The problem: Your task is to find every line in the records that holds the string "text" and copy it.

Records for this task:
=== Section Start ===

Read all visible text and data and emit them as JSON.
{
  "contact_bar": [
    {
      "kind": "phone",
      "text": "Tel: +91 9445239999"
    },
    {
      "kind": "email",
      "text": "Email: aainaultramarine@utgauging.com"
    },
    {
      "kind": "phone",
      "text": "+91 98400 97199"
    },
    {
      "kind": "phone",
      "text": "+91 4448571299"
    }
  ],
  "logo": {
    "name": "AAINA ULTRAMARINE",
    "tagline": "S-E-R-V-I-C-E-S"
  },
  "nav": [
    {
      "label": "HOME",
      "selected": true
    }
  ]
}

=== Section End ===

Solved exercise:
Read all visible text and data and emit them as JSON.
      "text": "Tel: +91 9445239999"
      "text": "Email: aainaultramarine@utgauging.com"
      "text": "+91 98400 97199"
      "text": "+91 4448571299"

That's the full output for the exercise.